he stands there like a guerdon to be won, and such is his magnetism that the tribes are obliged to march towards his sword... There is something magnificent in the possession of an enemy of Bonnafous' mettle. Where he turns up, the nearby tribes fold their tents, collect their camels and fly, trembling to think that they might have found themselves face to face with him... Even as men who desire a woman of her indifferent footfall, toss and turn in the night, scorched and wounded by the indifference of that stroll she takes through their dream, so the distant progress of Bonnafous torments these warriors.

See Capit. V. Bonafos, Vestiges humains dans le Sahara occidental. Rev. Milit. de l'A.O.F., No. 18 (15-7-1933).

Quoted by Sir Richard Francis Burton (1821-90) in Abeokuta and the Camaroons... (see Bibliography). '"Man," says the Arab proverb, "eats you; the desert does not."' (p112, vol.II).
    Burton, incidentally, is the man who first translated the Kama Sutra of Vatsyayana into English, as well as the Arabian Nights.

Ben Okri, Redreaming the World - An Essay for Chinua Achebe, in The Guardian Review, 9 August 1990.

Charles Macarthy. He met an untimely and gruesome death in 1823 (recounts Burton) through an unfortunate mistake. When under attack by Ashanti, his ordinance keeper brought Macarthy some biscuits and macaroni instead of ammunition, and as a result they were beheaded. Macarthy's body was subsequently roasted, his fat was boiled into a lump, and his heart was eaten. His brains were removed, and his skull was sewn into his uniform and then filled with gold, to become a fetish which was worshipped until at least the 1860s.

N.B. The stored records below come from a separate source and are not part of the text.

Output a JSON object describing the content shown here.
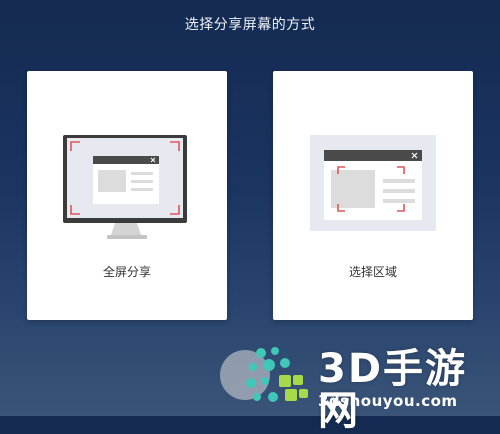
{
  "dialog": {
    "title": "选择分享屏幕的方式",
    "options": [
      {
        "label": "全屏分享",
        "icon": "full-screen-monitor-icon"
      },
      {
        "label": "选择区域",
        "icon": "select-region-icon"
      }
    ]
  },
  "colors": {
    "background_top": "#142a52",
    "background_bottom": "#3a5478",
    "card": "#ffffff",
    "corner_marker": "#e0565b",
    "window_bar": "#4a4a4a"
  },
  "watermark": {
    "brand": "3D手游网",
    "url": "3dshouyou.com"
  }
}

Both varieties of kola nut are extremely bitter, for they contain both caffeine and theobromine, the latter a mild narcotic used both to relax one's mind and apparently also to increase one's virility if eaten often. In Gambia, a man who cannot eat his kola nuts is only half a man, or so the guide in his flashy pants and Italian brogues will tell you. Kolas have been used in the western Sudan since the very earliest times; its twin interlocking kernels are regarded by many as a symbol of peace and friendship, used as a gift much as henna is given to Berber housewives. The older generation swear oaths over the kola. More practically, farmers eat them in the lean 'hungry season' to assuage hunger and thirst, and in the past, Fulani and Mandingo men used them to gain courage when undergoing 'Soro' (a trial of manhood by flagellation). Heinrich Barth, an explorer in the mould of Caillié, called them 'one of the greatest luxuries of Negroland'. So valuable were kolas, that Richard Jobson mentioned the fact that only fifty of them were required to buy a wife from a king. The original medicinal Coca-Cola, made from both kola nuts and coca leaves, must have been quite some drink.


Chasing the Lizard’s Tail - across the Sahara by bicycle
Copyright Jens Finke, 1996-2003

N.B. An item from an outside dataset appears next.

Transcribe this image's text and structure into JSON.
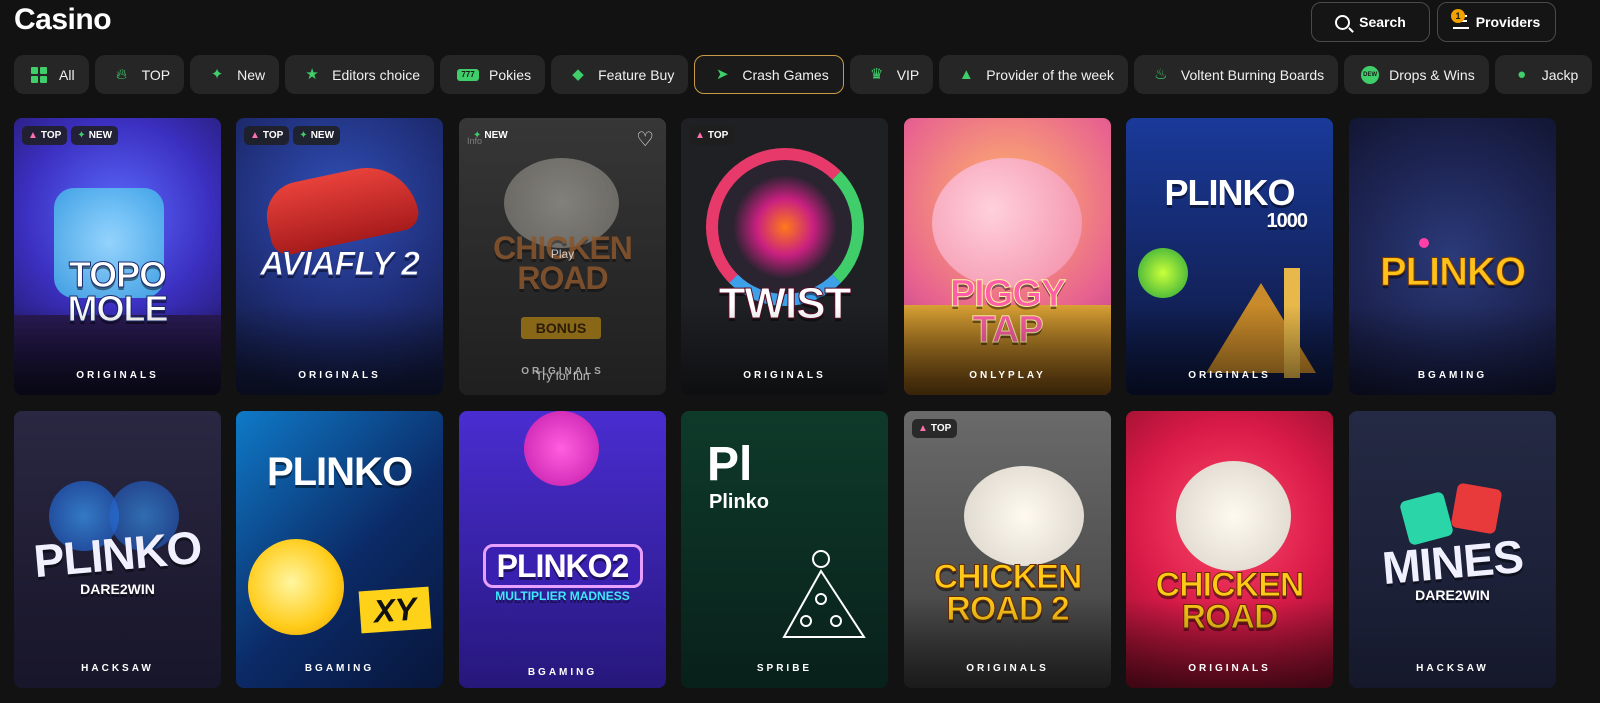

also by Jens Finke
Traditional Music & Cultures of Kenya - a multimedia encyclopaedia - fine art photography